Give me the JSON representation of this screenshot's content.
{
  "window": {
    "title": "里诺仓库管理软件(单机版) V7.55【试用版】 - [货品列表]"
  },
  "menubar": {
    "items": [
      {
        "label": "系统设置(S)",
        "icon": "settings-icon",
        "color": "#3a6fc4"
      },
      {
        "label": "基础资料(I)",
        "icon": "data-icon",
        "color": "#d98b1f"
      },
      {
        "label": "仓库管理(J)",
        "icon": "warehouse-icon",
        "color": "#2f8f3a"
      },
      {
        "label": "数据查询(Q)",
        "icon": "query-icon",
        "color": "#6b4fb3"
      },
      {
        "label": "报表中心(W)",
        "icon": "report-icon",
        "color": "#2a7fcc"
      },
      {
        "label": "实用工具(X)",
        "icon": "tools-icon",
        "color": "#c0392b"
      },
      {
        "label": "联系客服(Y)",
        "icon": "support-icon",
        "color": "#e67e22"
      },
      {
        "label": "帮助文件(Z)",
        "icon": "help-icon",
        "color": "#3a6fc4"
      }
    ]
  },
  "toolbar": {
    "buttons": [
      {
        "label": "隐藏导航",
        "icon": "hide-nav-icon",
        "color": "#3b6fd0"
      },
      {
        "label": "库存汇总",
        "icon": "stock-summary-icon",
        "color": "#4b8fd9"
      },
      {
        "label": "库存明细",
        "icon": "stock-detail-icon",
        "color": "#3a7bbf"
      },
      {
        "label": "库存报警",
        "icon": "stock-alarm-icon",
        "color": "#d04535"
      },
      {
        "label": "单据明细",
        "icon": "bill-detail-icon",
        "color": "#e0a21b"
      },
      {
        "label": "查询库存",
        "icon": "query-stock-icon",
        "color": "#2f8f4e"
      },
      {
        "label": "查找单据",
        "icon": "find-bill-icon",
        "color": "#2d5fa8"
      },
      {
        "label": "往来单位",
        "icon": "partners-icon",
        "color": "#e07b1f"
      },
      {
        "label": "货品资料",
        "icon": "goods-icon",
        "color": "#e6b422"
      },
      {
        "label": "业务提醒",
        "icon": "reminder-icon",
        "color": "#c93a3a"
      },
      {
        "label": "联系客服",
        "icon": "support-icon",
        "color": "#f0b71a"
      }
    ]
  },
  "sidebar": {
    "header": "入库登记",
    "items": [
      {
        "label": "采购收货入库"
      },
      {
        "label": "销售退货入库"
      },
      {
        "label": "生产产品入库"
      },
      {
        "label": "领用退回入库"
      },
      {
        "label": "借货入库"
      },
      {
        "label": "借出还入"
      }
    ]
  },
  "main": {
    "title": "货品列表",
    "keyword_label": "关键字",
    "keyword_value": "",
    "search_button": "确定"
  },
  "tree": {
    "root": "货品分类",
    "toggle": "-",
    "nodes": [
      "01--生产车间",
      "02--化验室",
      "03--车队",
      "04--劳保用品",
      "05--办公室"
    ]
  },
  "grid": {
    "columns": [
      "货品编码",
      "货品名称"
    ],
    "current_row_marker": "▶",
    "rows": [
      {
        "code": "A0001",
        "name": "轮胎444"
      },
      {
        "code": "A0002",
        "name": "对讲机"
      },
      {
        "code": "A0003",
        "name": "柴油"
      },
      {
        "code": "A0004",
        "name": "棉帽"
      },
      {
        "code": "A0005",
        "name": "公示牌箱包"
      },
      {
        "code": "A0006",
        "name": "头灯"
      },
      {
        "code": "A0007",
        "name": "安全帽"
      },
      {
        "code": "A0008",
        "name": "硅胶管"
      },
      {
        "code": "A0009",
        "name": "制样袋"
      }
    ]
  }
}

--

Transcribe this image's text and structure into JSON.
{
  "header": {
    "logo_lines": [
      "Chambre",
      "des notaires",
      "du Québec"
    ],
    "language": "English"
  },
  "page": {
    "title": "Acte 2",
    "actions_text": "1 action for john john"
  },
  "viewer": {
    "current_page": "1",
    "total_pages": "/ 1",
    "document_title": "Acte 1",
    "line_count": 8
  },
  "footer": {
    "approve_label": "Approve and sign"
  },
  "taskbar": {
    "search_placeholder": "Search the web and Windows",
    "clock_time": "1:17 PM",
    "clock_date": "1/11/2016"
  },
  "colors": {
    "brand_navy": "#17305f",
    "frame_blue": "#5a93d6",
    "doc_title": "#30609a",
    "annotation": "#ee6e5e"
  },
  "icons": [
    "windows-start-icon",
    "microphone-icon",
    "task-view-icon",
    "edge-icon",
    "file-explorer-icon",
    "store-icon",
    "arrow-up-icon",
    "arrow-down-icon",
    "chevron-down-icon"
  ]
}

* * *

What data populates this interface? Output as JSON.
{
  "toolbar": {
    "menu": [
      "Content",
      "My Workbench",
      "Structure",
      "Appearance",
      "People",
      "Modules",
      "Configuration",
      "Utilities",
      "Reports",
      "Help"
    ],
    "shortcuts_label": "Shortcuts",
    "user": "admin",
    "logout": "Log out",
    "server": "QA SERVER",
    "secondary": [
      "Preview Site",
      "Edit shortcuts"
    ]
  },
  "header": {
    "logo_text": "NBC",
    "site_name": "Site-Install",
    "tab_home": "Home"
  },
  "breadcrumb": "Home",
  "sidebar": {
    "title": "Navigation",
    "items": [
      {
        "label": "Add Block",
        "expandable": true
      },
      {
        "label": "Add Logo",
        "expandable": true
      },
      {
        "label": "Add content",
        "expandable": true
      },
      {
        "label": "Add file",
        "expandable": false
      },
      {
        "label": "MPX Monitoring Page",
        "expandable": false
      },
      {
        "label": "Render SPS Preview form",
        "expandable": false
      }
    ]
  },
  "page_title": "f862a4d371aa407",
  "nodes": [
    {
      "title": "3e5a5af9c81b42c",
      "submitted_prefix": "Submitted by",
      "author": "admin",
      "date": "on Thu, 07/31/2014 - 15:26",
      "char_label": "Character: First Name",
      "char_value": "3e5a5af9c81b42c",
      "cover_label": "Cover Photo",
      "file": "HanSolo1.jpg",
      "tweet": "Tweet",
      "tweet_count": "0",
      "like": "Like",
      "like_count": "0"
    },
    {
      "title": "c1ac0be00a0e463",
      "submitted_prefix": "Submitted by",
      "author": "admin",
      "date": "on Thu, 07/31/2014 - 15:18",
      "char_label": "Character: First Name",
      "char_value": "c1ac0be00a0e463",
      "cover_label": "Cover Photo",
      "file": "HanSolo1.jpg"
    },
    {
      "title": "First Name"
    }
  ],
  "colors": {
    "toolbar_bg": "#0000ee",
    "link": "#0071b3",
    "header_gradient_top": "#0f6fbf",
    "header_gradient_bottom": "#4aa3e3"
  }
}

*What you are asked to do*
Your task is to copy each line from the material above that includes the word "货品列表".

*Solution below*
    "title": "里诺仓库管理软件(单机版) V7.55【试用版】 - [货品列表]"
    "title": "货品列表",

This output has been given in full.